Phil Ivey certainly had numerous big moments throughout his poker career, but last night probably belongs amongst the most important ones. After defeating 485-strong field in the $1,500 Eight Game Mix Event, Ivey made the history, winning his tenth WSOP bracelet and joining the short list of players with ten or more bracelets – Phil Hellmuth (13), Johnny Chan (10) and Doyle Brunson (10).
It is no surprise that the win came in the 8-game mix, as Ivey is one of the selected few who are true masters of not only No Limit Hold’em but the whole spectrum of different poker variations. And last night, it wasn’t just the bracelet at the stake for Mr. Ivey.
Daniel Negreanu and Ivey offered the prop-bet before the series started that one of them would win a bracelet and were taking bets at even money. As time was running out and number of tournaments they had in front of them was dwindling, it felt like this tournament was the one that would determine the fate of the bet.
This was especially true since both him and KidPoker made it through to Day 3 of the Event with 14 players remaining, giving them a great chance to finally lock up a bracelet. It would be an epic ending if the two ended up playing heads-up for the title, but it wasn’t meant to be, as Negreanu was eliminated in 9th place, leaving Ivey alone to stand for their cause.
Tiger Woods of poker took this role very seriously and the remaining seven players stood very little chance against the menace that Ivey was at the felt last night. He would outlast every single player standing between him and the bracelet, starting with Alex Rocha. Rocha was eliminated in 8th place at hands of Dan Heimiller in a Razz hand. Next to fall was Christopher Haller who lost a coin flip to Bruce Yamron, when his pocket Nines could not hold against Yamrons #ah#kc.
Yuebin Gou was eliminated in 6th place in a Stud 8 hand, when his two pair was no good against Aces and Kings of Heimiller. Following his exit was Stephen Chidwick whose chips went to Ivey in 2-7 triple draw hand, where Ivey’s Eighty-Five was more than enough to beat Chidwick’s Jack-low. Aaron Steury finished in fourth place, when his #ad#qh was outrun by Heimiller’s #ac#jh.

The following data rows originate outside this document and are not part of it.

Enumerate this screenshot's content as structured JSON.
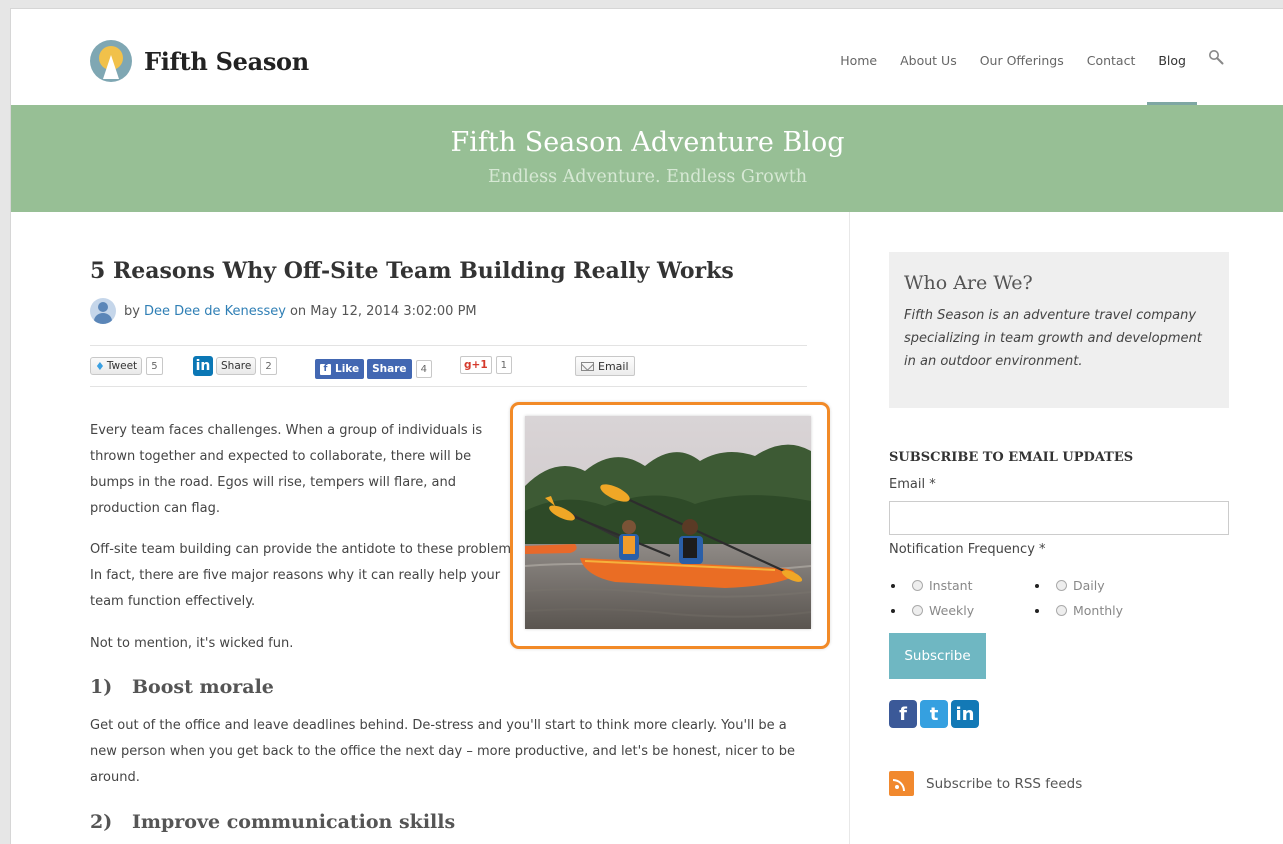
{
  "brand": {
    "name": "Fifth Season"
  },
  "nav": [
    {
      "label": "Home"
    },
    {
      "label": "About Us"
    },
    {
      "label": "Our Offerings"
    },
    {
      "label": "Contact"
    },
    {
      "label": "Blog",
      "active": true
    }
  ],
  "banner": {
    "title": "Fifth Season Adventure Blog",
    "subtitle": "Endless Adventure. Endless Growth"
  },
  "post": {
    "title": "5 Reasons Why Off-Site Team Building Really Works",
    "by": "by",
    "author": "Dee Dee de Kenessey",
    "date": "on May 12, 2014 3:02:00 PM",
    "share": {
      "tweet_label": "Tweet",
      "tweet_count": "5",
      "linkedin_label": "Share",
      "linkedin_count": "2",
      "fb_like_label": "Like",
      "fb_share_label": "Share",
      "fb_count": "4",
      "gplus_label": "+1",
      "gplus_count": "1",
      "email_label": "Email"
    },
    "paragraphs": [
      "Every team faces challenges.  When a group of individuals is thrown together and expected to collaborate, there will be bumps in the road.  Egos will rise, tempers will flare, and production can flag.",
      "Off-site team building can provide the antidote to these problems.  In fact, there are five major reasons why it can really help your team function effectively.",
      "Not to mention, it's wicked fun.",
      "Get out of the office and leave deadlines behind.  De-stress and you'll start to think more clearly.  You'll be a new person when you get back to the office the next day – more productive, and let's be honest, nicer to be around."
    ],
    "headings": [
      {
        "num": "1)",
        "text": "Boost morale"
      },
      {
        "num": "2)",
        "text": "Improve communication skills"
      }
    ]
  },
  "sidebar": {
    "who_title": "Who Are We?",
    "who_text": "Fifth Season is an adventure travel company specializing in team growth and development in an outdoor environment.",
    "subscribe_title": "SUBSCRIBE TO EMAIL UPDATES",
    "email_label": "Email *",
    "email_value": "",
    "frequency_label": "Notification Frequency *",
    "frequency_options": [
      "Instant",
      "Daily",
      "Weekly",
      "Monthly"
    ],
    "subscribe_button": "Subscribe",
    "rss_label": "Subscribe to RSS feeds"
  },
  "colors": {
    "banner": "#97bf95",
    "accent_link": "#2f7fb5",
    "photo_highlight": "#f28a27",
    "subscribe_button": "#6fb7c2"
  }
}
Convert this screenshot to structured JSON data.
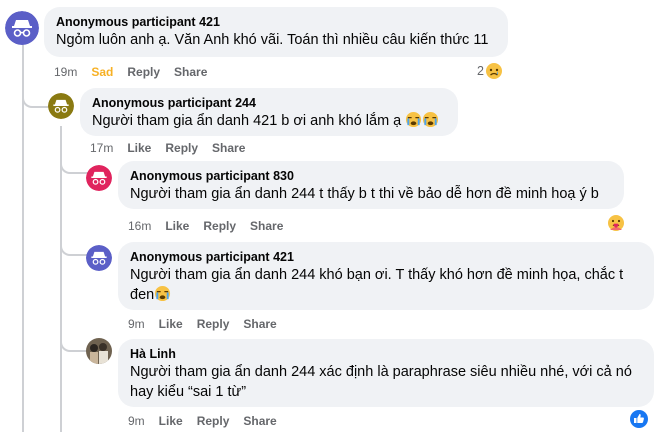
{
  "comments": [
    {
      "author": "Anonymous participant 421",
      "text": "Ngỏm luôn anh ạ. Văn Anh khó vãi. Toán thì nhiều câu kiến thức 11",
      "time": "19m",
      "reaction_label": "Sad",
      "reply": "Reply",
      "share": "Share",
      "reaction_count": "2",
      "reaction_icon": "sad-face-icon",
      "avatar": "anonymous-icon",
      "avatar_color": "#5b5fc7"
    },
    {
      "author": "Anonymous participant 244",
      "text": "Người tham gia ẩn danh 421 b ơi anh khó lắm ạ",
      "time": "17m",
      "like": "Like",
      "reply": "Reply",
      "share": "Share",
      "avatar": "anonymous-icon",
      "avatar_color": "#8a7a12"
    },
    {
      "author": "Anonymous participant 830",
      "text": "Người tham gia ẩn danh 244 t thấy b t thi về bảo dễ hơn đề minh hoạ ý b",
      "time": "16m",
      "like": "Like",
      "reply": "Reply",
      "share": "Share",
      "reaction_icon": "care-face-icon",
      "avatar": "anonymous-icon",
      "avatar_color": "#e0245e"
    },
    {
      "author": "Anonymous participant 421",
      "text_line1": "Người tham gia ẩn danh 244 khó bạn ơi. T thấy khó hơn đề minh họa, chắc t",
      "text_line2": "đen",
      "time": "9m",
      "like": "Like",
      "reply": "Reply",
      "share": "Share",
      "avatar": "anonymous-icon",
      "avatar_color": "#5b5fc7"
    },
    {
      "author": "Hà Linh",
      "text_line1": "Người tham gia ẩn danh 244 xác định là paraphrase siêu nhiều nhé, với cả nó",
      "text_line2": "hay kiểu “sai 1 từ”",
      "time": "9m",
      "like": "Like",
      "reply": "Reply",
      "share": "Share",
      "reaction_icon": "like-icon",
      "avatar": "profile-photo"
    }
  ],
  "colors": {
    "bubble": "#f0f2f5",
    "meta": "#65676b",
    "sad": "#f7b125",
    "like_blue": "#1877f2"
  }
}
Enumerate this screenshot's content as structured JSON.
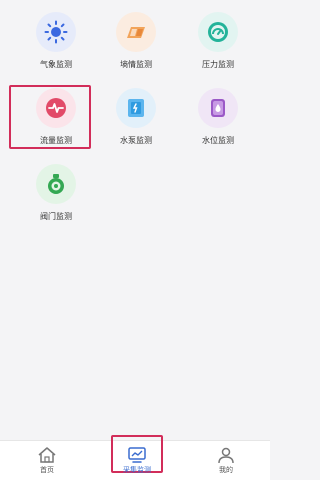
{
  "modules": [
    {
      "label": "气象监测",
      "icon": "sun-icon",
      "bg": "#e6ebfa",
      "color": "#3a68e0"
    },
    {
      "label": "墒情监测",
      "icon": "soil-icon",
      "bg": "#fbece0",
      "color": "#e8883a"
    },
    {
      "label": "压力监测",
      "icon": "gauge-icon",
      "bg": "#e2f4f1",
      "color": "#23b39a"
    },
    {
      "label": "流量监测",
      "icon": "pulse-icon",
      "bg": "#fbe4ea",
      "color": "#e24a68"
    },
    {
      "label": "水泵监测",
      "icon": "pump-icon",
      "bg": "#e2f0fa",
      "color": "#2f9be0"
    },
    {
      "label": "水位监测",
      "icon": "water-level-icon",
      "bg": "#f0e6f6",
      "color": "#9b59c7"
    },
    {
      "label": "阀门监测",
      "icon": "valve-icon",
      "bg": "#e3f4e6",
      "color": "#34a853"
    }
  ],
  "tabbar": {
    "items": [
      {
        "label": "首页",
        "icon": "home-icon"
      },
      {
        "label": "采集监测",
        "icon": "monitor-icon"
      },
      {
        "label": "我的",
        "icon": "user-icon"
      }
    ],
    "active_color": "#3a6ccf",
    "inactive_color": "#777777"
  },
  "highlight_color": "#d22d5a"
}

One more needed to go before the heads up would start, and that man was Dan Heimiller who shoved from the button with #kh#4h and Ivey made the call with #ah#6h and flopped Heimiller nearly dead in the water. Turn card locked it up, and Heimiller was on his way to the rail, picking up $66,246 for his efforts.
After his departure, an epic heads up started between Phil Ivey and Bruce Yamron. But while it was epic in its significance, it was far less epic in its length, as Ivey took all of Yamron’s chips in about thirty minutes of play. The game that ended it all was Omaha 8, when Yamron put himself at risk on the board reading #as#7c#5c #kd. Yamron held #ah#js#8s#7h and had two pair but was behind Ivey’s #ac#ks#9c#8s and better two pair. There were some low outs that Yamron could catch to stay in play as well, but as rivercame #qd he was eliminated in second place, earning $103,375.
Phil Ivey shook the hand of his opponent respectfully, but he was the ultimate winner. Not only because he won this one and earned $167,000, but because he claimed his tenth bracelet and without any doubt crushed the hopes of many who took the bet against him and Negreanu.
Ivey remained calm and true to his image, but expressed the sentiment that it was very satisfying to tie for the bracelet with the poker legend that is Doyle Brunson. Although Phil admitted it wasn’t that fair of the race as Doyle doesn’t play that many tournaments nowadays, he said that he played with Doyle the other day for 12 hours straight and that he is still as sharp as he can be.
Great achievement for a great player, no doubt. With this, Phil Ivey confirmed once again that his legendary status in the poker community will not be overshadowed for years to come, and if anyone was to try it, they have their work cut out for them.